Underneath

There is a Tibetan saying: ‘When things are difficult, then let yourself be happy.’ Otherwise, if happiness is relying on others or the environment or your surroundings, it’s not possible. Like an ocean, the waves always go like that but underneath, it always remains calm. So we have that ability as well. On an intellectual level, we may see things as desperate, difficult. But underneath, at the emotional level, you can keep calm.

The Dalai Lama

Stilling the continual movement

More insightful teaching on the basic human dynamics of “continual movement” beneath a lot of the suffering in the mind,  from my favourite source. These dynamics can become more apparent as exterior stimuli are reduced due to the Covid-19 lockdown and we can experience a greater interior restlessness.

We live with many options. If we get bored with looking at a painting, we read something; when that becomes boring, we go for a walk, perhaps visit a friend and go out for dinner together, then watch a movie. The pattern is that each new arising, or “birth” if you like, is experienced as unfulfilling. In this process of ongoing need, we keep moving from this to that without ever getting to the root of the process. Another aspect of this need is the need to fix things, or to fix ourselves — to make conflict or pain go away. By this I mean an instinctive response rather than a measured approach of understanding what is possible to fix and what dukkha (suffering)  has to be accommodated right now.

Then there’s the need to know, to have it all figured out. That gets us moving too. This continued movement is an unenlightened being’s response to dukkha. That movement is what is meant by … “the wandering on” – within this life, we can see all these “births,” — the same habit taking different forms. And each new birth is unsatisfactory too, because sooner or later we meet with another obstacle, another disappointment, another option in the ongoing merry-go-round. High-option cultures just give you a few more spins on the wheel.

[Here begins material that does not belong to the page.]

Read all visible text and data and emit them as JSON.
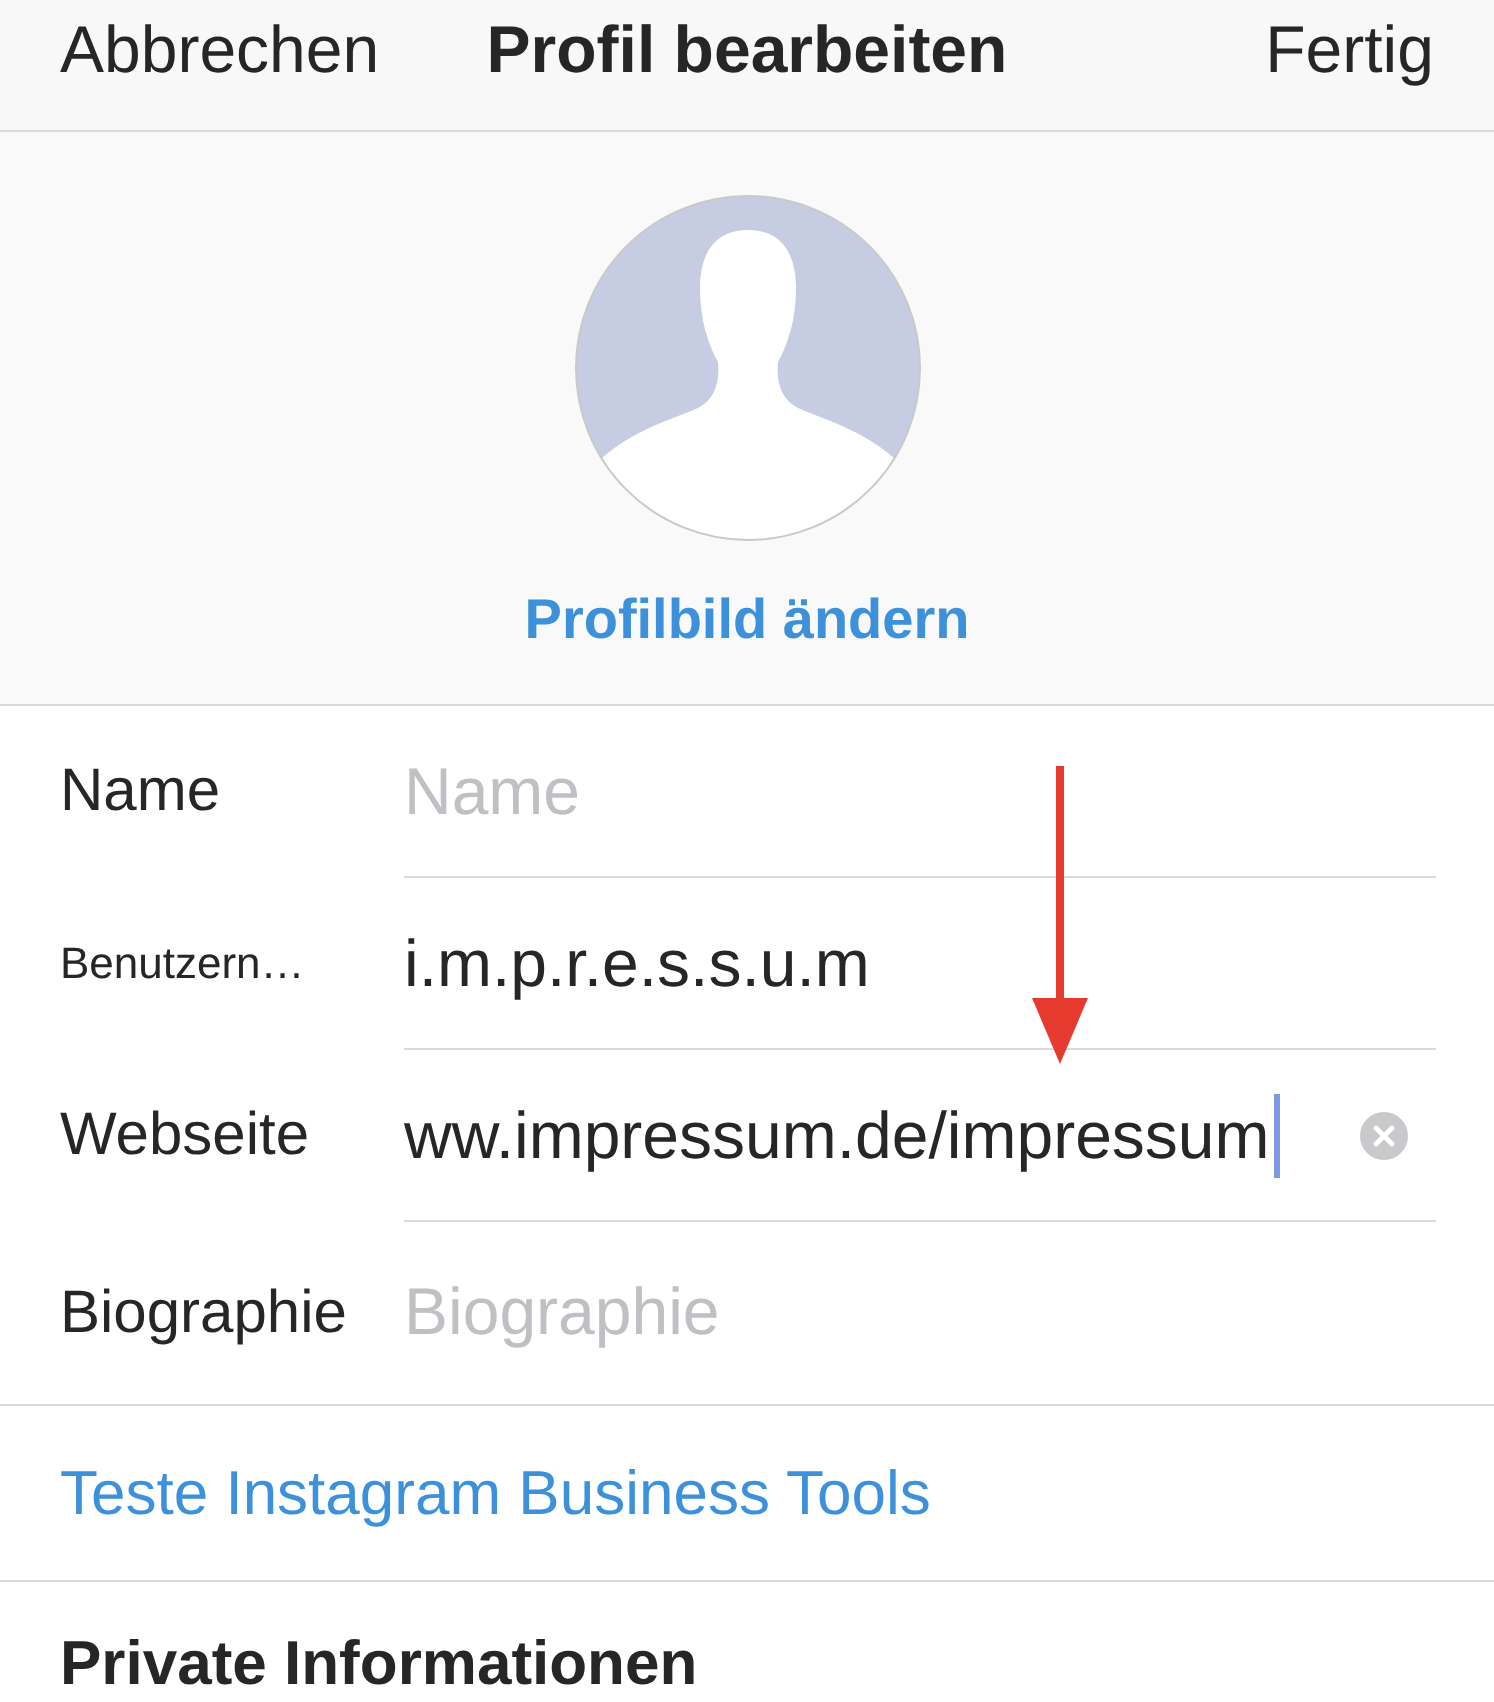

Ajahn Sucitto, Turning the Wheel of Truth

A large meadow

 

The great Suzuki Roshi’s classic image on how meditation develops space in our lives and allows us work with whatever challenging thoughts arise: 

The way to control your sheep or cow is

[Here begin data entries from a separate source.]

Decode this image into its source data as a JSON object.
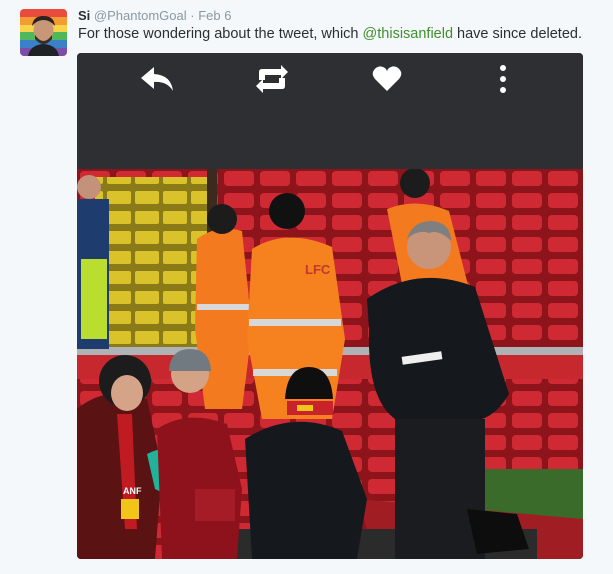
{
  "tweet": {
    "display_name": "Si",
    "handle": "@PhantomGoal",
    "separator": "·",
    "date": "Feb 6",
    "text_before": "For those wondering about the tweet, which ",
    "mention": "@thisisanfield",
    "text_after": " have since deleted."
  },
  "media_actions": {
    "reply_icon": "reply-arrow-icon",
    "retweet_icon": "retweet-icon",
    "like_icon": "heart-icon",
    "more_icon": "more-vertical-icon"
  },
  "photo": {
    "jacket_text": "LFC",
    "scarf_text": "ANF"
  },
  "colors": {
    "mention": "#3f8f2c",
    "media_bar": "#2d2f32",
    "stadium_seats": "#c8242c",
    "hi_vis_orange": "#f47a20"
  }
}
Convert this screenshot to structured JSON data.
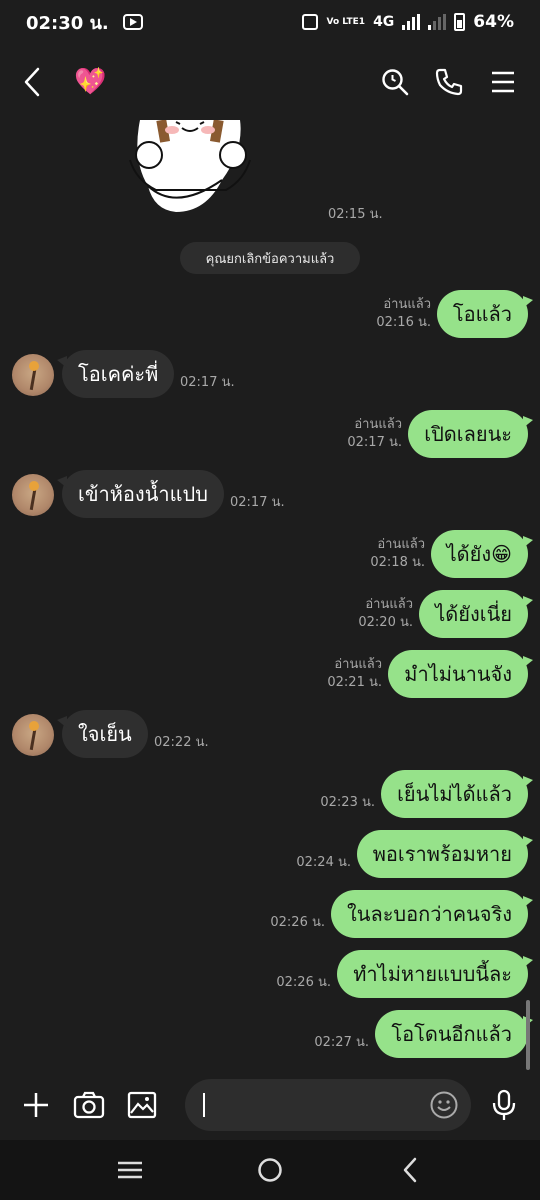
{
  "status_bar": {
    "time": "02:30 น.",
    "network": "4G",
    "volte": "Vo LTE1",
    "battery": "64%"
  },
  "header": {
    "back_icon": "chevron-left-icon",
    "contact_emoji": "💖",
    "icons": [
      "search-icon",
      "phone-icon",
      "menu-icon"
    ]
  },
  "chat": {
    "sticker_time": "02:15 น.",
    "notice": "คุณยกเลิกข้อความแล้ว",
    "read_label": "อ่านแล้ว",
    "messages": [
      {
        "dir": "out",
        "text": "โอแล้ว",
        "time": "02:16 น.",
        "read": true
      },
      {
        "dir": "in",
        "text": "โอเคค่ะพี่",
        "time": "02:17 น."
      },
      {
        "dir": "out",
        "text": "เปิดเลยนะ",
        "time": "02:17 น.",
        "read": true
      },
      {
        "dir": "in",
        "text": "เข้าห้องน้ำแปบ",
        "time": "02:17 น."
      },
      {
        "dir": "out",
        "text": "ได้ยัง😁",
        "time": "02:18 น.",
        "read": true
      },
      {
        "dir": "out",
        "text": "ได้ยังเนี่ย",
        "time": "02:20 น.",
        "read": true
      },
      {
        "dir": "out",
        "text": "มำไม่นานจัง",
        "time": "02:21 น.",
        "read": true
      },
      {
        "dir": "in",
        "text": "ใจเย็น",
        "time": "02:22 น."
      },
      {
        "dir": "out",
        "text": "เย็นไม่ได้แล้ว",
        "time": "02:23 น.",
        "read": false
      },
      {
        "dir": "out",
        "text": "พอเราพร้อมหาย",
        "time": "02:24 น.",
        "read": false
      },
      {
        "dir": "out",
        "text": "ในละบอกว่าคนจริง",
        "time": "02:26 น.",
        "read": false
      },
      {
        "dir": "out",
        "text": "ทำไม่หายแบบนี้ละ",
        "time": "02:26 น.",
        "read": false
      },
      {
        "dir": "out",
        "text": "โอโดนอีกแล้ว",
        "time": "02:27 น.",
        "read": false
      }
    ]
  },
  "input_bar": {
    "icons": [
      "plus-icon",
      "camera-icon",
      "image-icon",
      "emoji-icon",
      "mic-icon"
    ]
  },
  "nav_bar": {
    "icons": [
      "recents-icon",
      "home-icon",
      "back-nav-icon"
    ]
  },
  "colors": {
    "background": "#1d1d1d",
    "outgoing_bubble": "#96e28a",
    "incoming_bubble": "#2f2f2f",
    "meta_text": "#a8a8a8"
  }
}
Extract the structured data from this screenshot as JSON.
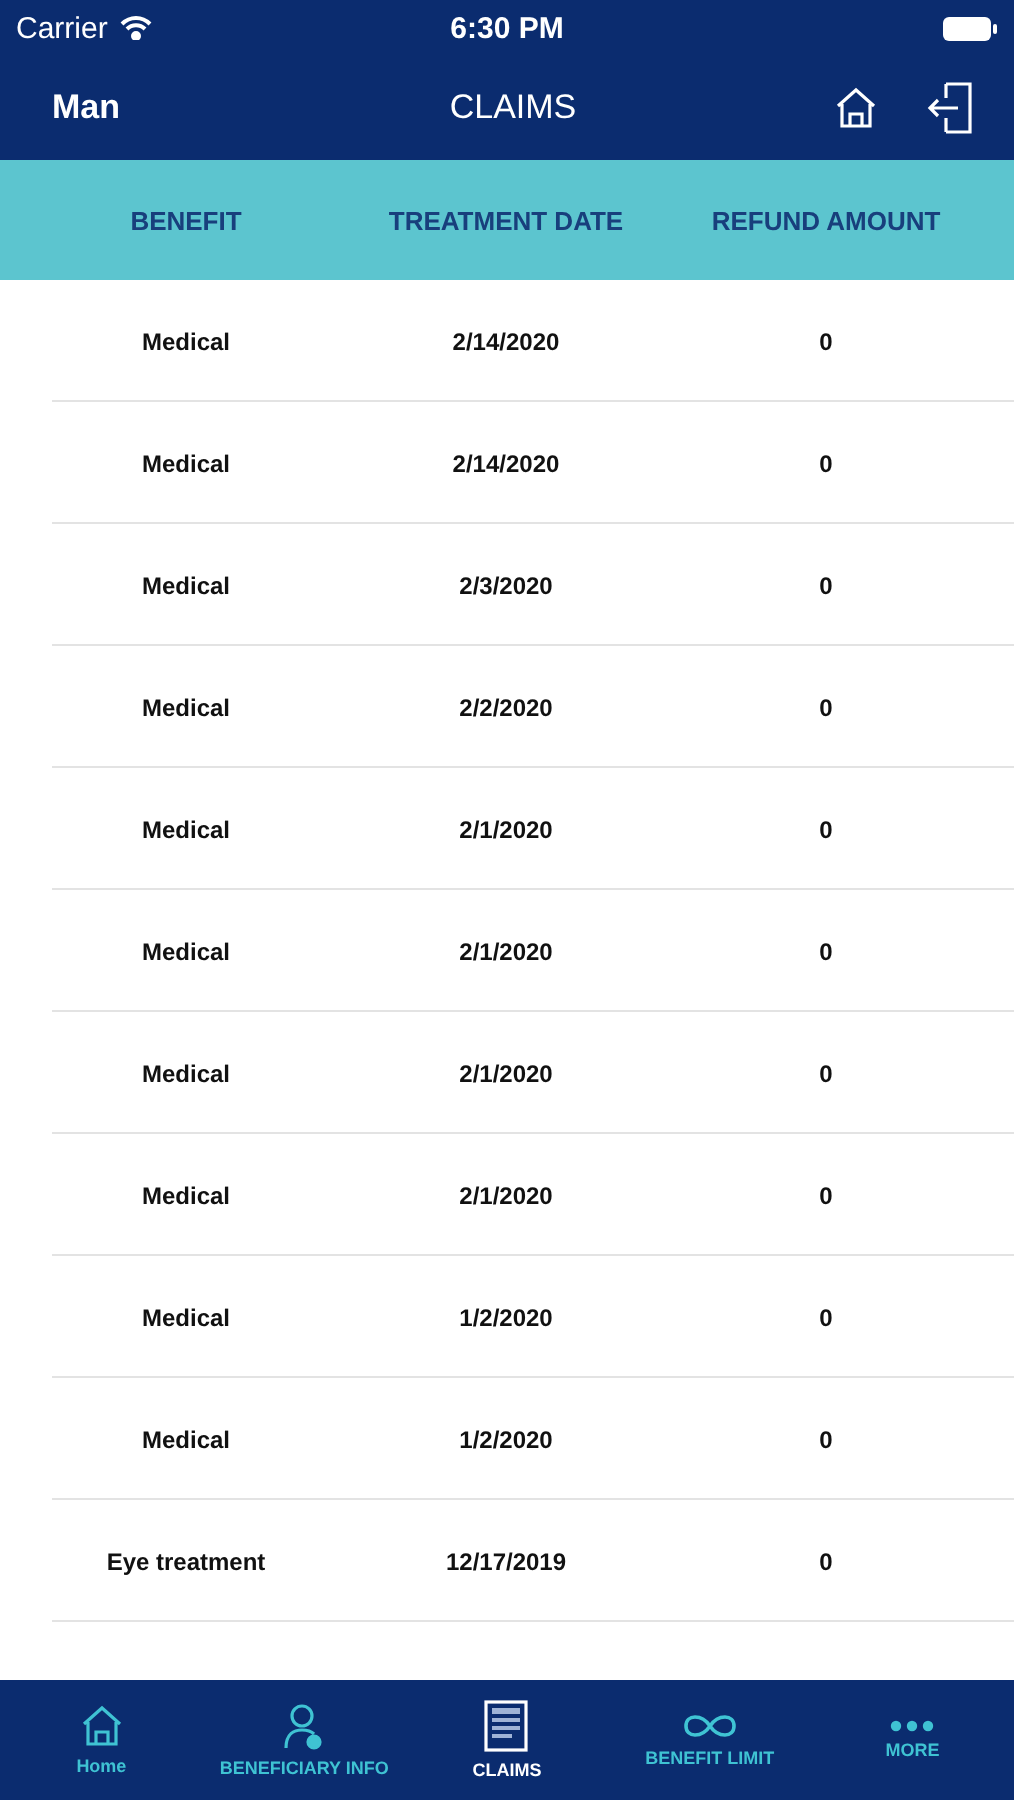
{
  "status_bar": {
    "carrier": "Carrier",
    "time": "6:30 PM"
  },
  "nav_bar": {
    "user": "Man",
    "title": "CLAIMS"
  },
  "table": {
    "columns": [
      "BENEFIT",
      "TREATMENT DATE",
      "REFUND AMOUNT"
    ],
    "rows": [
      [
        "Medical",
        "2/14/2020",
        "0"
      ],
      [
        "Medical",
        "2/14/2020",
        "0"
      ],
      [
        "Medical",
        "2/3/2020",
        "0"
      ],
      [
        "Medical",
        "2/2/2020",
        "0"
      ],
      [
        "Medical",
        "2/1/2020",
        "0"
      ],
      [
        "Medical",
        "2/1/2020",
        "0"
      ],
      [
        "Medical",
        "2/1/2020",
        "0"
      ],
      [
        "Medical",
        "2/1/2020",
        "0"
      ],
      [
        "Medical",
        "1/2/2020",
        "0"
      ],
      [
        "Medical",
        "1/2/2020",
        "0"
      ],
      [
        "Eye treatment",
        "12/17/2019",
        "0"
      ]
    ]
  },
  "tab_bar": [
    {
      "label": "Home",
      "kind": "home",
      "selected": false
    },
    {
      "label": "BENEFICIARY INFO",
      "kind": "person",
      "selected": false
    },
    {
      "label": "CLAIMS",
      "kind": "claims",
      "selected": true
    },
    {
      "label": "BENEFIT LIMIT",
      "kind": "infinity",
      "selected": false
    },
    {
      "label": "MORE",
      "kind": "more",
      "selected": false
    }
  ]
}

to give him a large, spacious meadow .

Shunryu Suzuki, Zen Mind, Beginner’s Mind

When feeling overwhelmed

Meditation doesn’t change life. Life remains as fragile and unpredictable as ever. Meditation changes the heart’s capacity to accept life as it is. It teaches the heart to be more accommodating, not by beating it into submission, but by making it clear that accommodation is a gratifying choice.

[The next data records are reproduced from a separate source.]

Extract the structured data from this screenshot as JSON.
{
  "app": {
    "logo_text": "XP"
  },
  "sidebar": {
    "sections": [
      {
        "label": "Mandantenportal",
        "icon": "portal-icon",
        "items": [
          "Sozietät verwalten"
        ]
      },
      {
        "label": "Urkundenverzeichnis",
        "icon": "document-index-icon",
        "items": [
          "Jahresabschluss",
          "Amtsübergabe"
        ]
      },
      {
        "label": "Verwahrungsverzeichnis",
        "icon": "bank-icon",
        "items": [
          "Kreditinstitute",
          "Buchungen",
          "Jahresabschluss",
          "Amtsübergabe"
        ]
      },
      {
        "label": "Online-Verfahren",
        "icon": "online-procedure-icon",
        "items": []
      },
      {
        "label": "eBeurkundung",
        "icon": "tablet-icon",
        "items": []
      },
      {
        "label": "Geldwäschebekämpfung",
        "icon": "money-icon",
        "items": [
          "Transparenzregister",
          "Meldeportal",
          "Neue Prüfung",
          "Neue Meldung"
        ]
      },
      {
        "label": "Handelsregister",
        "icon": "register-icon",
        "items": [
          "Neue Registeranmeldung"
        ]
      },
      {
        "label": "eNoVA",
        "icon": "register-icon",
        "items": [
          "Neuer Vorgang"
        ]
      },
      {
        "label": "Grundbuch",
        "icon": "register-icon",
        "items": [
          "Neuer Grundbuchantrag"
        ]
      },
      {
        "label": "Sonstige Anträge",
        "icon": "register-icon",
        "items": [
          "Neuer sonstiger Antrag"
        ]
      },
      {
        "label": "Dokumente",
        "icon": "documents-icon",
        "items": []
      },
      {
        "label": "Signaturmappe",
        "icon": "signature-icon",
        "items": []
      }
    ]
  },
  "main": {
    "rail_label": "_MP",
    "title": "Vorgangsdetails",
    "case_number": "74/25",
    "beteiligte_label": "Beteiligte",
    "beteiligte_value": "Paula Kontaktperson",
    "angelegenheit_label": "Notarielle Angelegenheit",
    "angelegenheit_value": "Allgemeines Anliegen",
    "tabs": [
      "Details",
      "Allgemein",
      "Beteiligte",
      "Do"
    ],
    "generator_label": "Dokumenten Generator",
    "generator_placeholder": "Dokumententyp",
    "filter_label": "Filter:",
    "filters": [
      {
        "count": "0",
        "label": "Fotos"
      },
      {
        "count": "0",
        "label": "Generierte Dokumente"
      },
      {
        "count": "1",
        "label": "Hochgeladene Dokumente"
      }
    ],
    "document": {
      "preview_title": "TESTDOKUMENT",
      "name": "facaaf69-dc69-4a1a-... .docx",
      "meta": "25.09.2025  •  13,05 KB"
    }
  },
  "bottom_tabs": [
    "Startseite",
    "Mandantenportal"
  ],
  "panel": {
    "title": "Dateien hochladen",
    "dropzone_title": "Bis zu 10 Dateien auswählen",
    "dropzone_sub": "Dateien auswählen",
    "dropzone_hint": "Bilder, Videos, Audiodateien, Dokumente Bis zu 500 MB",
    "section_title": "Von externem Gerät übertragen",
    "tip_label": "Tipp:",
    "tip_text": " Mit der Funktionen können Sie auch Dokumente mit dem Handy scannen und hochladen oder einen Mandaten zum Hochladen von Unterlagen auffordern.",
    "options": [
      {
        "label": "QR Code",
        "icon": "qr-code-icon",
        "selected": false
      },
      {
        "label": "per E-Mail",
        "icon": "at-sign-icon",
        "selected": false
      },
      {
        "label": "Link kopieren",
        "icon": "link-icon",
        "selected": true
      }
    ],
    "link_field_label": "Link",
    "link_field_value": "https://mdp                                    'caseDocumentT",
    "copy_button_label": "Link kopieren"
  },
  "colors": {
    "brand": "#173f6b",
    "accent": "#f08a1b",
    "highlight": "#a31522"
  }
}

Sylvia Boorstein, Don’t Just do something, Sit There

He said not “Thou shalt not be troubled, thou shalt not be travailed, thou shalt not be distressed,” but he said, “Thou shalt not be overcome.”

Julian of Norwich

All conditioned phenomena are like a dream, an illusion, a bubble, a shadow,
Like dew or a flash of lightning; This is how you should observe and reflect.

The Diamond Sutra